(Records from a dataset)

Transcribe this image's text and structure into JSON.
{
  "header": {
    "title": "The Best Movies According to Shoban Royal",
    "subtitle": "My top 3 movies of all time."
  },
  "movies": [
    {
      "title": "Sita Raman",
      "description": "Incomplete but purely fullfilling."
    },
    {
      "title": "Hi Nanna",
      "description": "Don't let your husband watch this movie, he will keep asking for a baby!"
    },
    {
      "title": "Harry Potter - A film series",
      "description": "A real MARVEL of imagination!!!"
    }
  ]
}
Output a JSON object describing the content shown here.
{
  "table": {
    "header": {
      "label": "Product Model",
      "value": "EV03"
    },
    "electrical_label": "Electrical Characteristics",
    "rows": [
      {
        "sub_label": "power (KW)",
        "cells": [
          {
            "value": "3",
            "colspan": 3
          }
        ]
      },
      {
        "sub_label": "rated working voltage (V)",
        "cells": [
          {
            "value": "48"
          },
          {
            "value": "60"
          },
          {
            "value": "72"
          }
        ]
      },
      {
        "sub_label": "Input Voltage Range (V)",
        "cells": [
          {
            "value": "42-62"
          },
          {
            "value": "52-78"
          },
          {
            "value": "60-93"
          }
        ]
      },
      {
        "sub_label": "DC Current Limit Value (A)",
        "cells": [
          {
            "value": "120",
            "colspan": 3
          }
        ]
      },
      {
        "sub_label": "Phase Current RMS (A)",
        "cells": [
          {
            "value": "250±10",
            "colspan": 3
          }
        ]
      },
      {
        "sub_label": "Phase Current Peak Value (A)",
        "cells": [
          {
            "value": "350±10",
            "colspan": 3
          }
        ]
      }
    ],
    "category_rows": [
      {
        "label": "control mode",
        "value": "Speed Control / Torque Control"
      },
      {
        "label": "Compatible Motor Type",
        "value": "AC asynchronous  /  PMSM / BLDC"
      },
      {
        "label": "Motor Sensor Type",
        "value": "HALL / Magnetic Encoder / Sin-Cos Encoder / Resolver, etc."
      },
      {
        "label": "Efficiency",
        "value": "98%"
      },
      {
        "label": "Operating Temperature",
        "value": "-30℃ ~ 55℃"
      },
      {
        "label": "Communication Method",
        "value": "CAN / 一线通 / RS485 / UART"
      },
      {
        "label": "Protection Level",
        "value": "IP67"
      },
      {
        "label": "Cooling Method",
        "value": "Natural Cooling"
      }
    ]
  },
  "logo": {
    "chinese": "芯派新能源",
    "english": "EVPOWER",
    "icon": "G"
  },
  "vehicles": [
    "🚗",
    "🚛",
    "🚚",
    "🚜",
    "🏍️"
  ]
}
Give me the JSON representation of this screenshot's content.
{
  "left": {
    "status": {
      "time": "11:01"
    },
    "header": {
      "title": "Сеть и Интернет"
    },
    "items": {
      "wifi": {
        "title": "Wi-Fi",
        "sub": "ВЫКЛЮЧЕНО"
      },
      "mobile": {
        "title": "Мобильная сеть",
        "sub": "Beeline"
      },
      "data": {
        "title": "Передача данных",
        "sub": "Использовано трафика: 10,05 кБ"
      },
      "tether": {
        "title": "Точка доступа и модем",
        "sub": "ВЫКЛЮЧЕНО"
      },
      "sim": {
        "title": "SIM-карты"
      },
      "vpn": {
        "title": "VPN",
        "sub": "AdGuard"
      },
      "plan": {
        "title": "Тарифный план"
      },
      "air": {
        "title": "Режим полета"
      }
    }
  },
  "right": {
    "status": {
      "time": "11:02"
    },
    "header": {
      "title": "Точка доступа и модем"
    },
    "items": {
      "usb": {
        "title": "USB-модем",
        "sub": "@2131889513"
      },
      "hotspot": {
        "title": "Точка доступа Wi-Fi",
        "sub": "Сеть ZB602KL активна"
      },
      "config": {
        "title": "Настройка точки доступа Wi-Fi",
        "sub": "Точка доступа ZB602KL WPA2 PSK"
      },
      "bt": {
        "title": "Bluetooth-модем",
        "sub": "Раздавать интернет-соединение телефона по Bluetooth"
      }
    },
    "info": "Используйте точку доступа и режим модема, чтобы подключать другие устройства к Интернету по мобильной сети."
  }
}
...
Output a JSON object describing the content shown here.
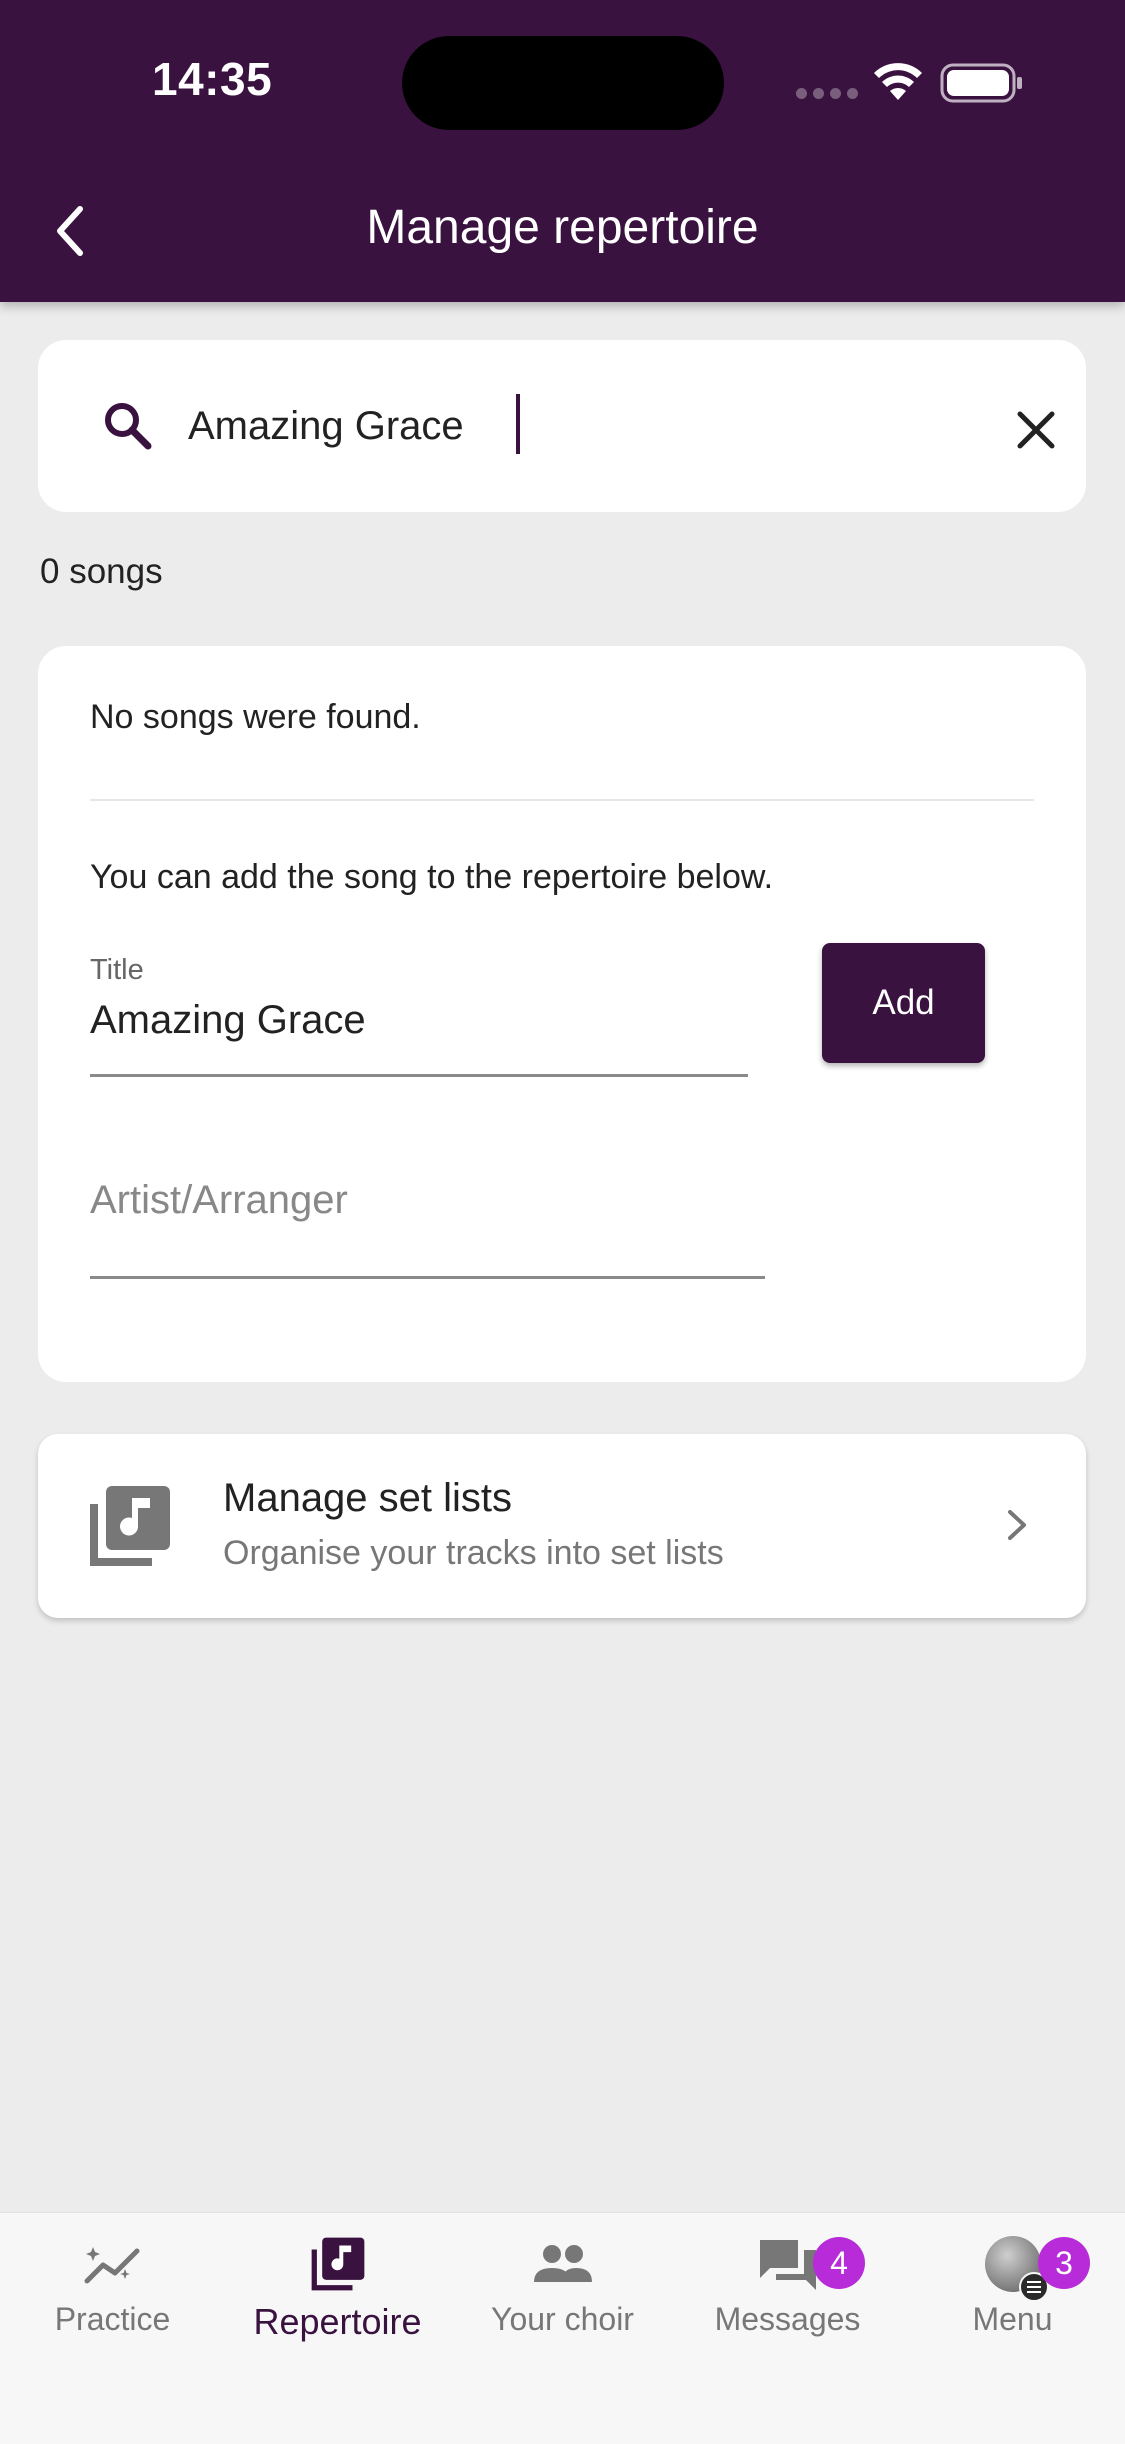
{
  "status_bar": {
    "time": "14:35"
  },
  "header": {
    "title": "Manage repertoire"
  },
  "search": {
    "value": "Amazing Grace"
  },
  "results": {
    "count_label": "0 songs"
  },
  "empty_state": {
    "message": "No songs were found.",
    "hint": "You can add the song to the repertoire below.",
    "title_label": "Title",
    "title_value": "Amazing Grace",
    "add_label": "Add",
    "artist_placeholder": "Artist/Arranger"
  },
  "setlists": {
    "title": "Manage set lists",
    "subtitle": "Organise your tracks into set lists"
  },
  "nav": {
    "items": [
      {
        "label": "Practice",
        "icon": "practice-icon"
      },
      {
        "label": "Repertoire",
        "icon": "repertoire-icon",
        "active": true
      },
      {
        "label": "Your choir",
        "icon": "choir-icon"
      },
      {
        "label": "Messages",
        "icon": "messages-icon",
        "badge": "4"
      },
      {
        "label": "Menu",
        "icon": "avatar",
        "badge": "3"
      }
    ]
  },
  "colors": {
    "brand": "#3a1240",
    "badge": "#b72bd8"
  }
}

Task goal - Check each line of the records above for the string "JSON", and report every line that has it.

Result -
Transcribe this image's text and structure into JSON.
Output a JSON object describing the content shown here.
Give me the JSON representation of this screenshot's content.
Output a JSON object describing the content shown here.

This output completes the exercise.